-- Opening Marker --

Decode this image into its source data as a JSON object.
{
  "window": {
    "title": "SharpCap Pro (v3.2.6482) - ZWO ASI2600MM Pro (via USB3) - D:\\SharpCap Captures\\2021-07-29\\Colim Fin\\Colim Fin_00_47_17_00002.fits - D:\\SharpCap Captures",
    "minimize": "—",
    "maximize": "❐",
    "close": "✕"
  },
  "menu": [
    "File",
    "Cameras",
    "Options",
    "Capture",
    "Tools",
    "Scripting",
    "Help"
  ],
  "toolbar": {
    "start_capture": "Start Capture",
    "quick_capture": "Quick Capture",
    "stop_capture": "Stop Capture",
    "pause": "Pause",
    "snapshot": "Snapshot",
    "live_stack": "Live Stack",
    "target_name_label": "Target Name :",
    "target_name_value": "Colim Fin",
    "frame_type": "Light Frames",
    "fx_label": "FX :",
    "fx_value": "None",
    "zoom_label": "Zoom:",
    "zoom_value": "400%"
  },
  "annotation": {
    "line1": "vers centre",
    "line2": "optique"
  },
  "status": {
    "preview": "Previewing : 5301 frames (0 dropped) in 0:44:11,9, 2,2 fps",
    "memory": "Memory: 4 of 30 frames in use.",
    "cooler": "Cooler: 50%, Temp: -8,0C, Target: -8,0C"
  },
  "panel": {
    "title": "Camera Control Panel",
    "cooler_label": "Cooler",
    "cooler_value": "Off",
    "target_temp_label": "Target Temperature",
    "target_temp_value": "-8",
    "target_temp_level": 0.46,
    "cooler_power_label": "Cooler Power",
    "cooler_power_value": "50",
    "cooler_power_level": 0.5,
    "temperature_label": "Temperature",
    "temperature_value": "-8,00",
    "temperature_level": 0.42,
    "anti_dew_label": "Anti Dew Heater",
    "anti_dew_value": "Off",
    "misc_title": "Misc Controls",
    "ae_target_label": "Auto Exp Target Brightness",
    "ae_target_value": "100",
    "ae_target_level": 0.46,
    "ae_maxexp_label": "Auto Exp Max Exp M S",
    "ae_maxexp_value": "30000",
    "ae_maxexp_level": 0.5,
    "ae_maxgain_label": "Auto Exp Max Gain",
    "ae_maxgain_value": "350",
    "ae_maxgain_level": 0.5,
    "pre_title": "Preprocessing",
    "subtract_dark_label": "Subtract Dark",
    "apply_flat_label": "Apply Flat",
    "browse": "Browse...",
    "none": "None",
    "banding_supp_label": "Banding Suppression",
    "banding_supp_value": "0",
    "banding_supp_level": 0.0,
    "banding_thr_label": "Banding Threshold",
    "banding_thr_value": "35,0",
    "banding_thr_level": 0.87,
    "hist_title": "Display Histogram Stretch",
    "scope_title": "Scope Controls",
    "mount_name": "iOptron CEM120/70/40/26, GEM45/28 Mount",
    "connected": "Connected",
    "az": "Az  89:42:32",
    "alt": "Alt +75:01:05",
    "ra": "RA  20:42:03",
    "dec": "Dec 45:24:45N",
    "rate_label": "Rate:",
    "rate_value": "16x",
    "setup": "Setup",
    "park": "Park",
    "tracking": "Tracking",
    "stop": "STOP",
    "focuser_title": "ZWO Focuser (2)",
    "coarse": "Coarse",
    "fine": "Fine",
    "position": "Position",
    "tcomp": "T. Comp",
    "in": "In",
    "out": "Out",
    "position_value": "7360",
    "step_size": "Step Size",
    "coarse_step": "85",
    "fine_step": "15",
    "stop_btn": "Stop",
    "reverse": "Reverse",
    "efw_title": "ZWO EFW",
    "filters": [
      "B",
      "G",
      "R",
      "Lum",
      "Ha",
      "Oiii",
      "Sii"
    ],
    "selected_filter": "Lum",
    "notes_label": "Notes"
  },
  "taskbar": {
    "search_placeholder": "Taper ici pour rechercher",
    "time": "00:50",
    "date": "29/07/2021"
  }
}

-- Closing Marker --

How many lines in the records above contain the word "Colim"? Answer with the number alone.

2